5. The Martian Chronicles, by Ray Bradbury. I could fill up half my list with Bradbury’s work but I’ll limit myself to this one. Chronicles is another collection of short stories that are loosely connected to each other around the theme of colonizing Mars. Bradbury was the master of melancholy. No one else does the haunting beauty of loneliness as well; no one else writes “sad” so wonderfully.
6. Murder in the Wind, by John D. MacDonald. I said I love the archetypal characters created by writers such as REH and ERB, but to me, no one has ever created more ‘realistic’ characters than John D. MacDonald. JDM was outstanding at putting real people on the page, and he told compelling stories about them too. This book has a number of characters thrown together during a hurricane. The interactions are a lesson in how to do characters.

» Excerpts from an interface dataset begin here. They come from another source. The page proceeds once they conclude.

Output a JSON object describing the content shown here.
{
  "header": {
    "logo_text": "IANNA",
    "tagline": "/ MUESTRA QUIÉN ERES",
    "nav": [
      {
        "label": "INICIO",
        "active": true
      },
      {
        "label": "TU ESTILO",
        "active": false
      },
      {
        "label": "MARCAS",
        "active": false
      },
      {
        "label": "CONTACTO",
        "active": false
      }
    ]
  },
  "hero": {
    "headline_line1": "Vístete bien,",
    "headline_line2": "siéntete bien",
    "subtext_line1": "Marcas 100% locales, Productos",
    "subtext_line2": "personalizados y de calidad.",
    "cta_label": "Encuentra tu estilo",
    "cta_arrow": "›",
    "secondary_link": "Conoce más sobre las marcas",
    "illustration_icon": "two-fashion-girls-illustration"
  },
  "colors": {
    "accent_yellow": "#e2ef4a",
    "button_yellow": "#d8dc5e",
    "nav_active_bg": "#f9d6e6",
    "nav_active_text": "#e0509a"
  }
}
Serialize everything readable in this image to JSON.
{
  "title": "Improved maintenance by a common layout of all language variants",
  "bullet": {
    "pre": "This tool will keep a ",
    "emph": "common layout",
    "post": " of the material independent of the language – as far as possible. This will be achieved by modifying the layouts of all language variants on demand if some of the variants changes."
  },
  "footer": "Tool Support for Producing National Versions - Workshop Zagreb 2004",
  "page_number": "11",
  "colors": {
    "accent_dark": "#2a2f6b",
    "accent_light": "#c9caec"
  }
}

7. The Old Man and the Sea, by Ernest Hemingway. In high school, I had to read such classics as The Grapes of Wrath, Silas Marner, The Scarlet Letter, and The Metamorphosis. To this day, I still think Silas Marner and The Metamorphosis are two of the worst books ever written in the English language. At least for our modern times. The Grapes of Wrath is actually worthwhile but is way too long for required high school reading. After being forced to read this material in high school, I came to the conclusion that I generally hated the classics, and to this day I struggle to get myself to read such material. Had I not already been in love with reading, High School English class would have destroyed it for me. But all this could have been avoided if they’d just let us read The Old Man and the Sea. It’s short, vivid, full of adventure, full of characters of depth, and introduced me at least to a culture I knew nothing about but found interesting. It was this book, read when I was in my late twenties, that restored my interest in the classics. Most of the classics I’ve read since then wouldn’t have gotten read without this book coming first.
8. Northwest Smith, by C. L. Moore. I had no idea when I first read these stories that C. L. Moore was a woman. Nor would I have cared. Anyone who can write stories like this will get my attention. Smith is also an archetypal character, but there is far more vulnerability in him than in most of the characters created by REH and ERB. Having something of a melancholy personality anyway, these tales resonated strongly with me. As I grew older and began my own writing, I also wanted to create such characters. They should be bigger than life, but also have that vulnerability as well.